### Given information:
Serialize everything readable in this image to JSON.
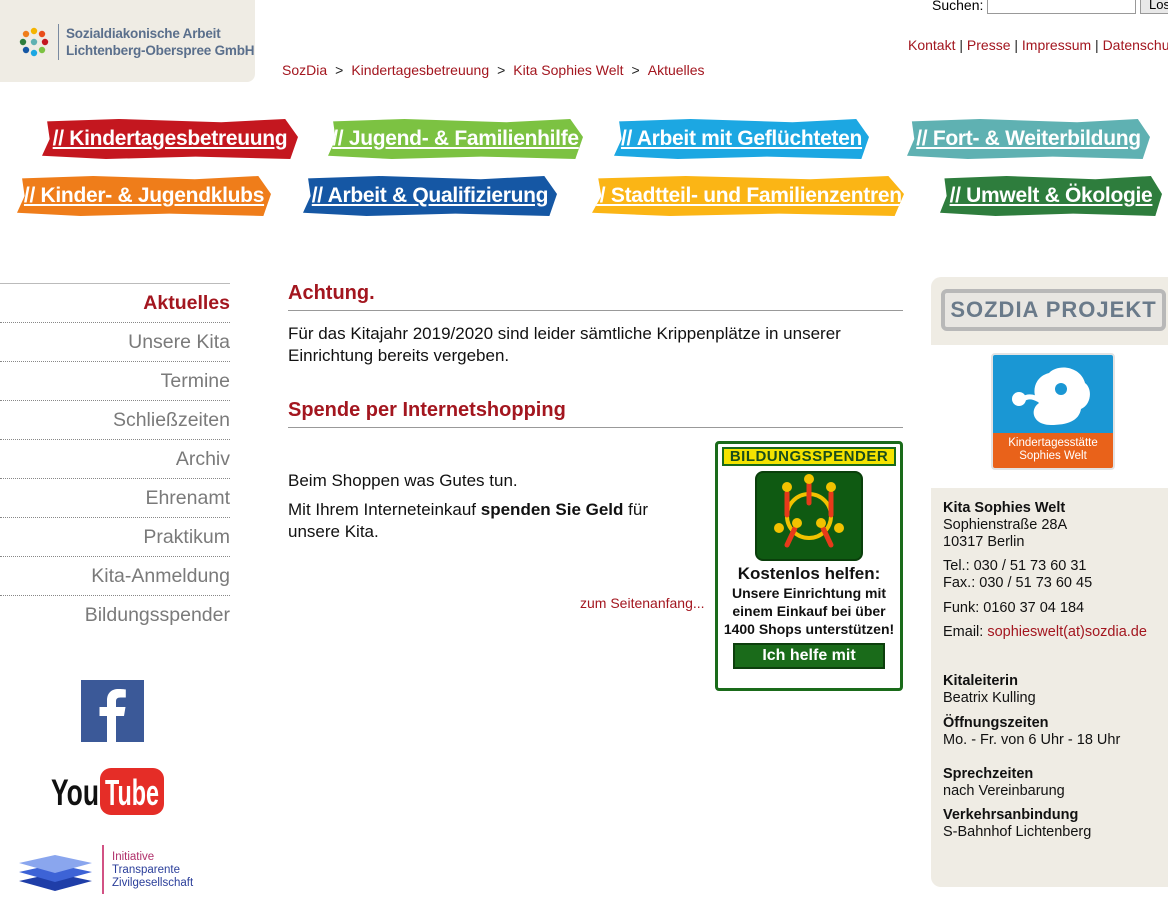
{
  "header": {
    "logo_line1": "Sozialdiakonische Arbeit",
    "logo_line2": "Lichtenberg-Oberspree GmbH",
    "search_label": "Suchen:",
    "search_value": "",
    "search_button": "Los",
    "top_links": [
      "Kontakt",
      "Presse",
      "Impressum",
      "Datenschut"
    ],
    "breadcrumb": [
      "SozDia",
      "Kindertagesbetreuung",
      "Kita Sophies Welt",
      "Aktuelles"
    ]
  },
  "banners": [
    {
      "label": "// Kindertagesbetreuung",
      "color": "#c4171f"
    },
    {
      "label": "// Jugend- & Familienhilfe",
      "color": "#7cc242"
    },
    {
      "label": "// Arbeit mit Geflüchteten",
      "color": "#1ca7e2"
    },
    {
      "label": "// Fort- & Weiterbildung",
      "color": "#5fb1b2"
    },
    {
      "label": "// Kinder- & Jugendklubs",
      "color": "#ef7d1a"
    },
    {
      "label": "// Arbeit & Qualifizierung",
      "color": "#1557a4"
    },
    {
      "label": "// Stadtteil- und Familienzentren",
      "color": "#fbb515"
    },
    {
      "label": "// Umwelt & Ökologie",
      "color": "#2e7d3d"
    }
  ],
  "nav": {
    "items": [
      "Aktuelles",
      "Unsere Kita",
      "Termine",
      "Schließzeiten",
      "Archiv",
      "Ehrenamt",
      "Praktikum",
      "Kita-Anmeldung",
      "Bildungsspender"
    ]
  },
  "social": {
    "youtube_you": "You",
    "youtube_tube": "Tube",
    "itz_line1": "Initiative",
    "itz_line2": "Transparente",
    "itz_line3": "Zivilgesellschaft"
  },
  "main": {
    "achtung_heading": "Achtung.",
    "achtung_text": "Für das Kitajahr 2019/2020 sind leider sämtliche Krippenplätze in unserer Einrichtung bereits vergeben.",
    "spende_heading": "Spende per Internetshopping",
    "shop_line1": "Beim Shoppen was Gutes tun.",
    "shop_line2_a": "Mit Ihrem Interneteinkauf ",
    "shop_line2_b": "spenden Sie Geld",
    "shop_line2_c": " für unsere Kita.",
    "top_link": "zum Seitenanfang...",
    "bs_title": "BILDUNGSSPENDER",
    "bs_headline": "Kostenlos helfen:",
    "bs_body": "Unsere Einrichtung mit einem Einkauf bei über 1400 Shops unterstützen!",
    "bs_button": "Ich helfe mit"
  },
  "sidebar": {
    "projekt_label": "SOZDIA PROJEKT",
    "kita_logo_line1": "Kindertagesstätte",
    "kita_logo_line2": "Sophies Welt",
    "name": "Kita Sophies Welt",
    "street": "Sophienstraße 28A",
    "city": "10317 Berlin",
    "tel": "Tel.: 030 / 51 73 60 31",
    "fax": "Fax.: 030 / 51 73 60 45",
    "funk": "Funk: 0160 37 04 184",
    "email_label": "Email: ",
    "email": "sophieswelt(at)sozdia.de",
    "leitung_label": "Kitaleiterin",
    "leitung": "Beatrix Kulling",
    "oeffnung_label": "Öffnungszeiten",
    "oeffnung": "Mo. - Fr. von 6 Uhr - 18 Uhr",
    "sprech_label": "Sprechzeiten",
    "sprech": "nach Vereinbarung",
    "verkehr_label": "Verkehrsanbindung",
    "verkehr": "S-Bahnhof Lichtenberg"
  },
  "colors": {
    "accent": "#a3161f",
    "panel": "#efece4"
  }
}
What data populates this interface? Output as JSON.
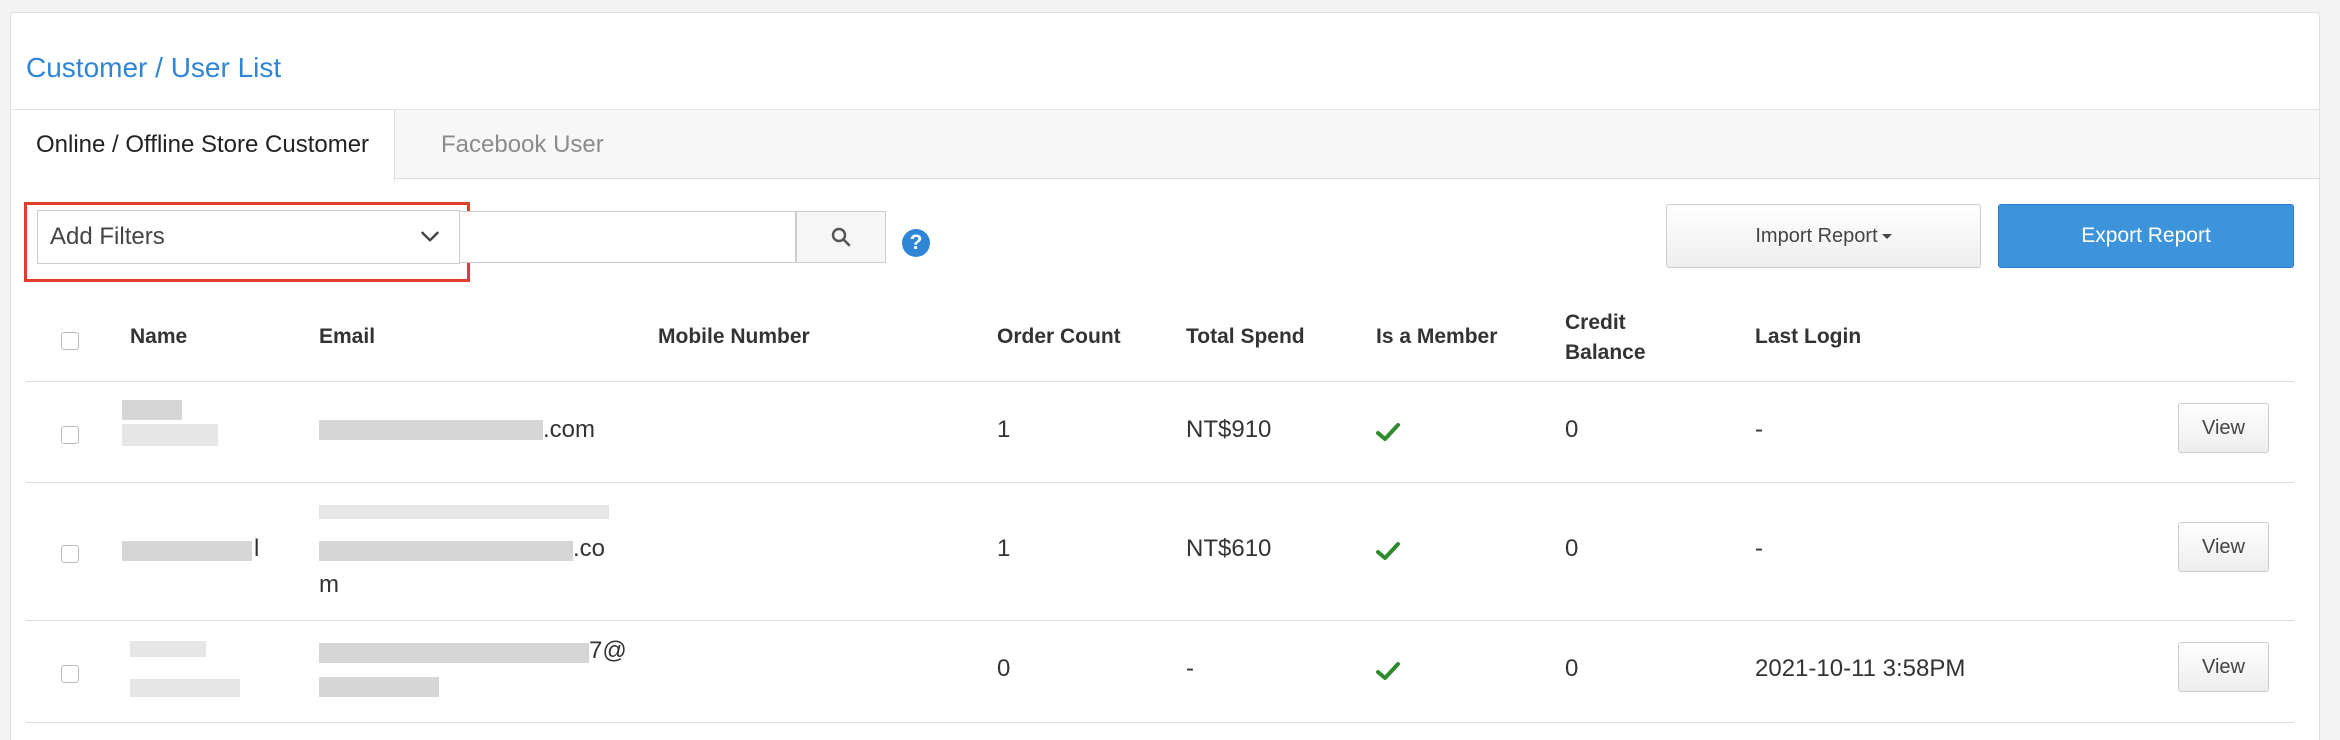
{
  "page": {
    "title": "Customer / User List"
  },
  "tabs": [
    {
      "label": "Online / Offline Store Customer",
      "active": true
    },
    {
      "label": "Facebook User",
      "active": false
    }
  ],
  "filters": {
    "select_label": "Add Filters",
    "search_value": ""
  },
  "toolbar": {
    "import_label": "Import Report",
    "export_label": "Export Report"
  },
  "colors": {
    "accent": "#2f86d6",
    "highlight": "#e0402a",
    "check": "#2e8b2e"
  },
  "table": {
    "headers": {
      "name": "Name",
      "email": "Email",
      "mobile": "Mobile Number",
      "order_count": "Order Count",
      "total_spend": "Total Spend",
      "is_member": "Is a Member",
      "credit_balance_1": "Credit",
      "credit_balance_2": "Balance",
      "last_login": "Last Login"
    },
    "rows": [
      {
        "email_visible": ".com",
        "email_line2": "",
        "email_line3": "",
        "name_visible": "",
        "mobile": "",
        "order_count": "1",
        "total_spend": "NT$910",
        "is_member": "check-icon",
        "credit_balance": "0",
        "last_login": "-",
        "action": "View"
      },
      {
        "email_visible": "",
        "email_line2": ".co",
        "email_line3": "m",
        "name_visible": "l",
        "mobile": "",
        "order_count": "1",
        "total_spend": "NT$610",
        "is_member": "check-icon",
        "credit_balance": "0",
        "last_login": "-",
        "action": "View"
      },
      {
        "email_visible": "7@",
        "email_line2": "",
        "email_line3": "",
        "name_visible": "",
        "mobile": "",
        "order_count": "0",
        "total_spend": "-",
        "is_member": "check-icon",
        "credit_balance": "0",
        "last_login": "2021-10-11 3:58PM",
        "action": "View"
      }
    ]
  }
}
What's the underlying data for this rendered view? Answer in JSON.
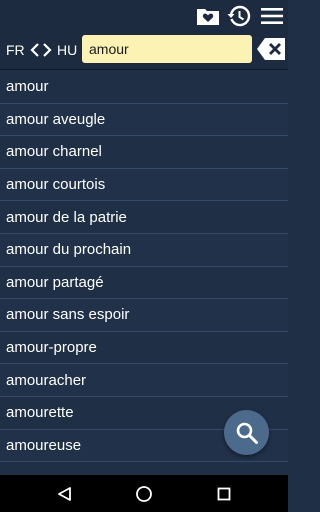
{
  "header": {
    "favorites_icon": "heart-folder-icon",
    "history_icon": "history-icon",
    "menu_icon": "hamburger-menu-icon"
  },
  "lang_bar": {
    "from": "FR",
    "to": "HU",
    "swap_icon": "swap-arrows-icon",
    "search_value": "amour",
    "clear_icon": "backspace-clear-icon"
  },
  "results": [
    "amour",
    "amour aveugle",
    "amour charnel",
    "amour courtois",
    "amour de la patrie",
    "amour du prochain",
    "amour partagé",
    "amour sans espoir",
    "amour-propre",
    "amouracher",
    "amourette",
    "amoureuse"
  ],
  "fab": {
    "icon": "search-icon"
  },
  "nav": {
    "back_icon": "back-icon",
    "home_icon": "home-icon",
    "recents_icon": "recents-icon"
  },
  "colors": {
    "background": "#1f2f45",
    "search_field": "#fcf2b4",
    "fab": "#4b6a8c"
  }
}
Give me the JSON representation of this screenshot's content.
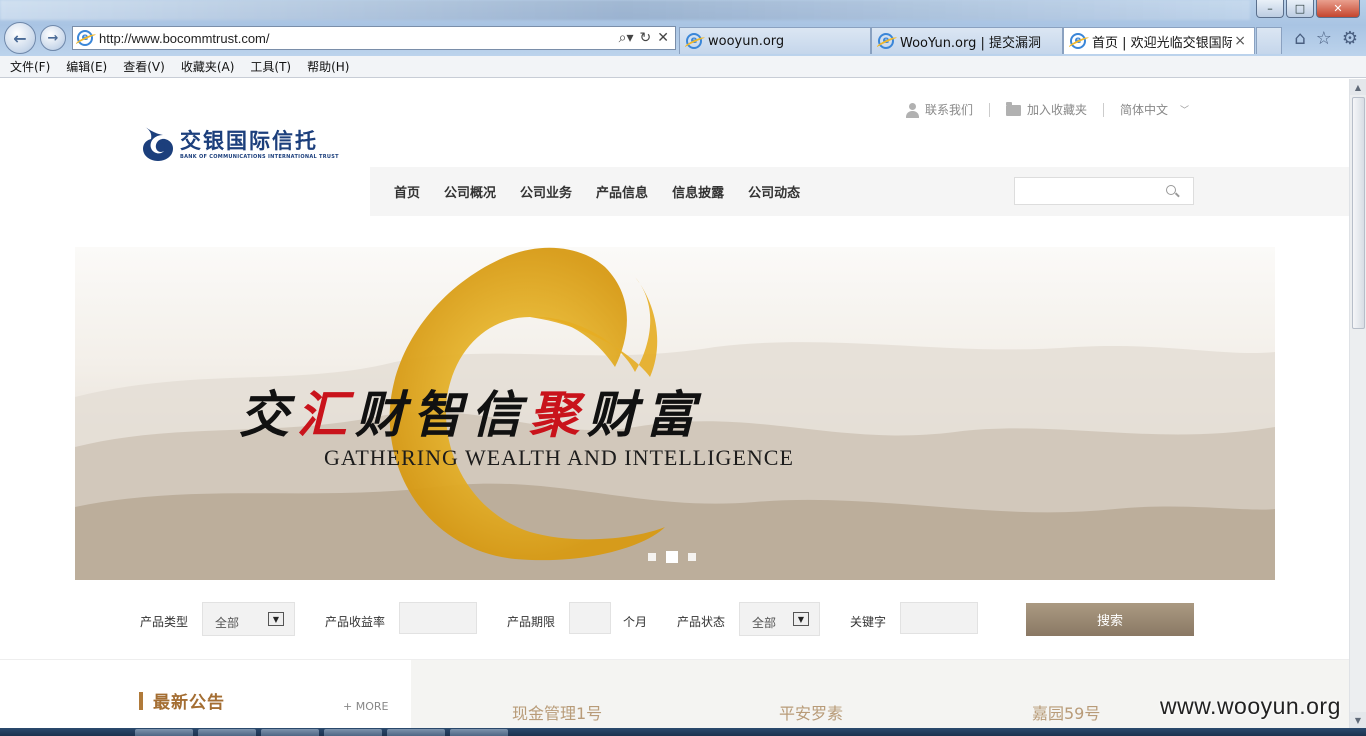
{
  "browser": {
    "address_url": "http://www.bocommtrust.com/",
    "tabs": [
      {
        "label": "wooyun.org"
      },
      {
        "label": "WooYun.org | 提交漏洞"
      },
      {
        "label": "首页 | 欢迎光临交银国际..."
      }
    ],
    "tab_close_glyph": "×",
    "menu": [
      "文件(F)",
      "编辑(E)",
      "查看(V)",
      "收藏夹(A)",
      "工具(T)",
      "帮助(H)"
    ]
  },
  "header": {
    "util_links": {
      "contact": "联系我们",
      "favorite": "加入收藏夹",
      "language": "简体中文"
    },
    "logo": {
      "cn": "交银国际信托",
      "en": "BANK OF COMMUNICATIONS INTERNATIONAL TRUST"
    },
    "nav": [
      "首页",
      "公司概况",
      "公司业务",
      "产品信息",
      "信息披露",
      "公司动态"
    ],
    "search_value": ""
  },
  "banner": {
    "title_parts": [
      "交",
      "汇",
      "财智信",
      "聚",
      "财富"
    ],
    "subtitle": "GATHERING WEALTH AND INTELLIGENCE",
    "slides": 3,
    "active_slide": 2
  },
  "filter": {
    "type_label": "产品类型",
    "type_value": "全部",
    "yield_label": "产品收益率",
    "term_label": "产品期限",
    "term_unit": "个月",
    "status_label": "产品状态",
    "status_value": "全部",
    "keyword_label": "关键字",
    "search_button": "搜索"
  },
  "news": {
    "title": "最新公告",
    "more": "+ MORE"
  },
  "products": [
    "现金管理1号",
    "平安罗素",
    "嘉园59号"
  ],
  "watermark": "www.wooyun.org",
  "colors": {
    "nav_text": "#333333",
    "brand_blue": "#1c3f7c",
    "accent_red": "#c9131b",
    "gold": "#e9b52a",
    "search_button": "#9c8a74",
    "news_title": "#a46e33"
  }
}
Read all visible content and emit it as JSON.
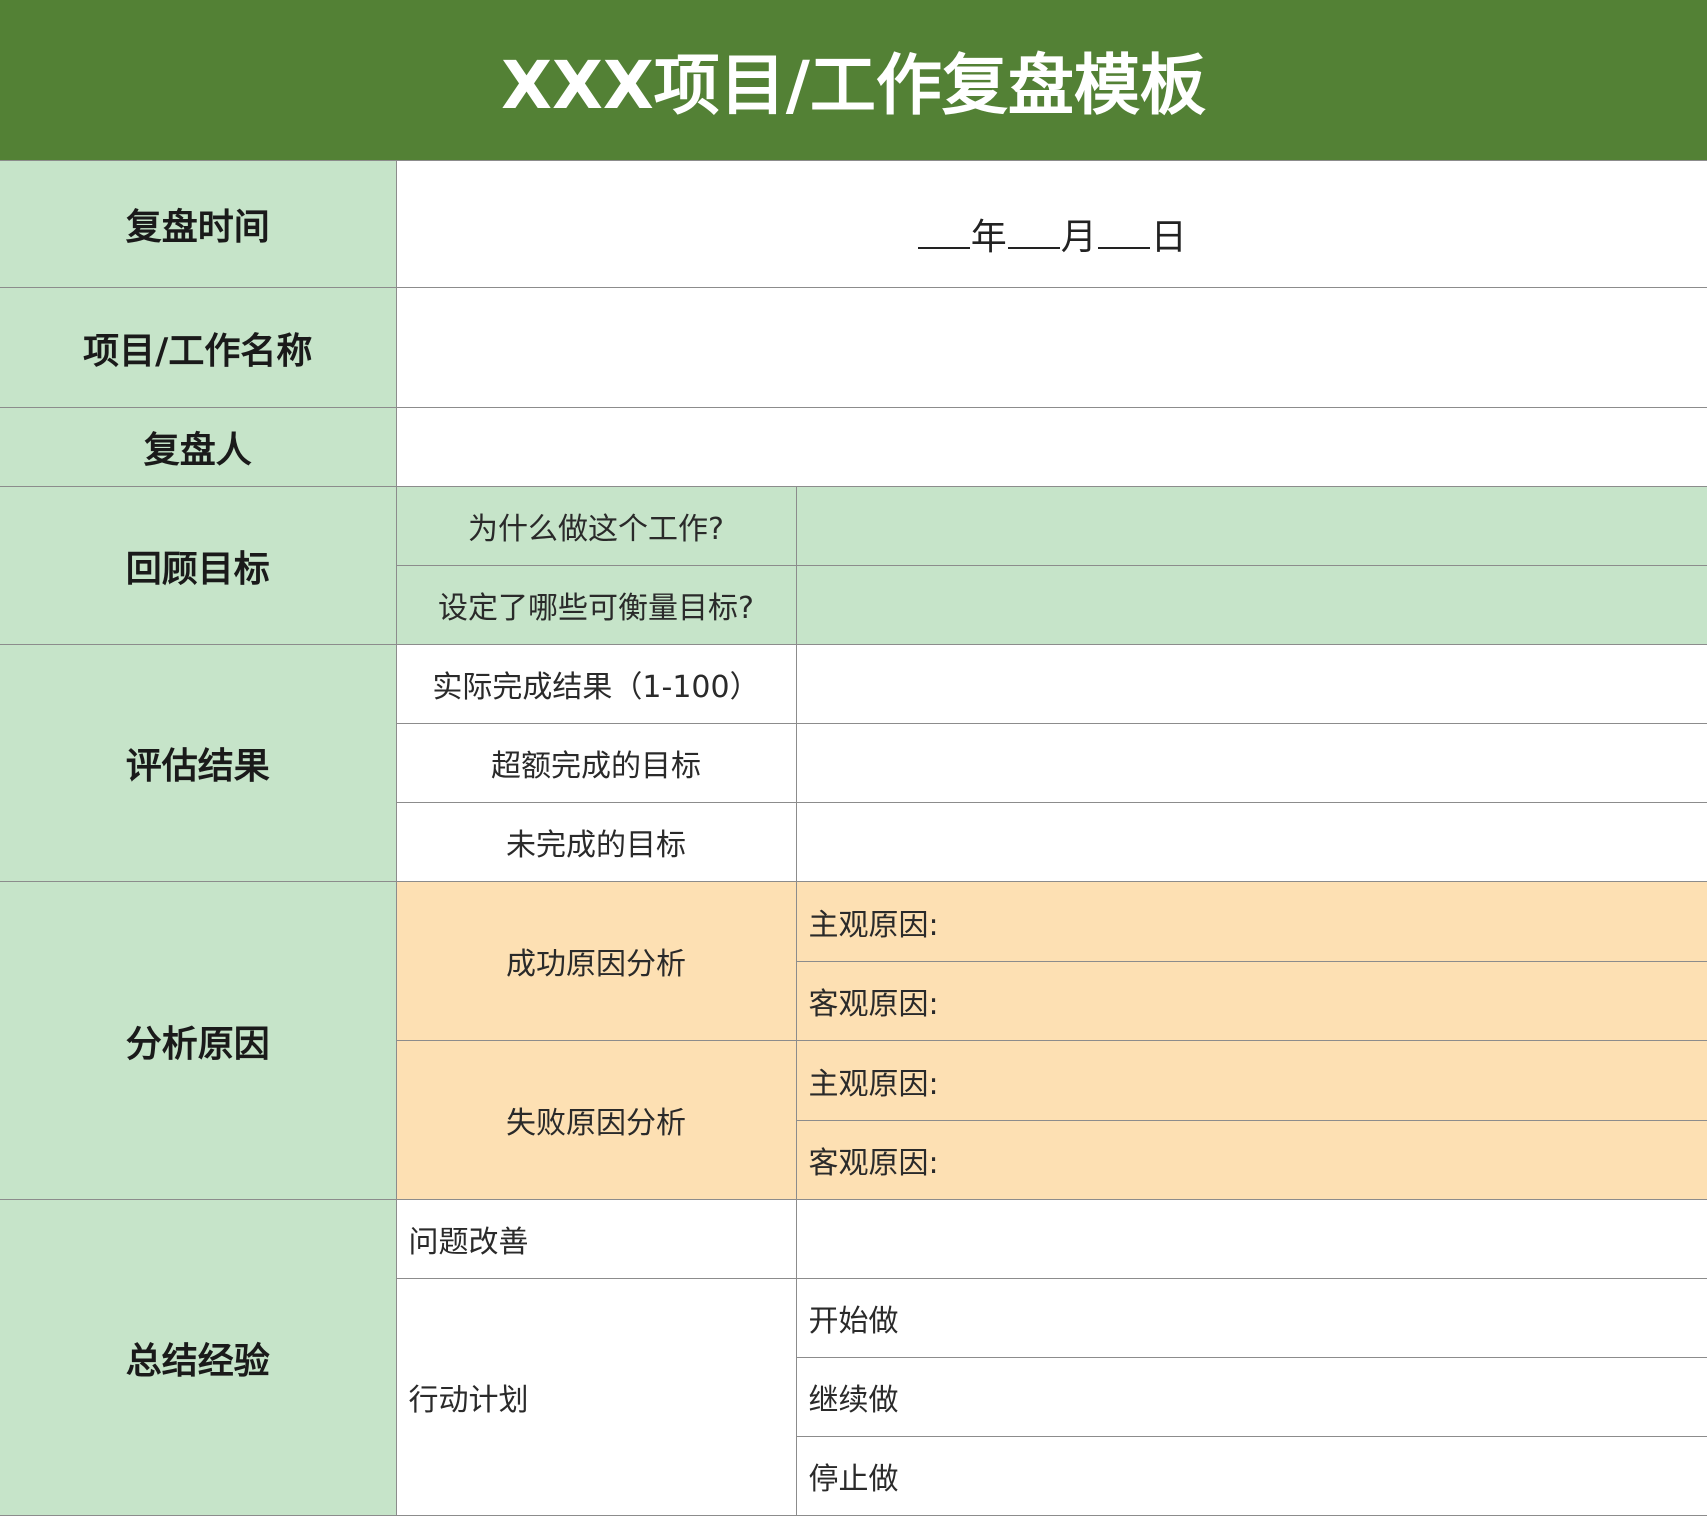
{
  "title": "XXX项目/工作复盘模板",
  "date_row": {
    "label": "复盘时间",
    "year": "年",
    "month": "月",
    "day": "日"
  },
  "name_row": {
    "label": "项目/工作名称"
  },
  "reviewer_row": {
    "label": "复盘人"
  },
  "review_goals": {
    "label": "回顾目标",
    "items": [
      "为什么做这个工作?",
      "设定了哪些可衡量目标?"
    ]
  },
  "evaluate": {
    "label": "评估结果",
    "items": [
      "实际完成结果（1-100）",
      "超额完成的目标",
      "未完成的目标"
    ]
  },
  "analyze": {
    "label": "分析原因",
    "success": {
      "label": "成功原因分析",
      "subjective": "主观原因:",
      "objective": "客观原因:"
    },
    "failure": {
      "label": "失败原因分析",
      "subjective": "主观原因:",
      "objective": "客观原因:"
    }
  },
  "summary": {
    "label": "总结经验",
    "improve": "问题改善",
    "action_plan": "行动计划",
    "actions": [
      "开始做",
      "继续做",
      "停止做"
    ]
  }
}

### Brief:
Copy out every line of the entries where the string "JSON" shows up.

### The answer:
Serialize everything readable in this image to JSON.
What data populates this interface? Output as JSON.
What's the underlying data for this rendered view? Answer in JSON.
Give me the JSON representation of this screenshot's content.
Read all visible content and emit it as JSON.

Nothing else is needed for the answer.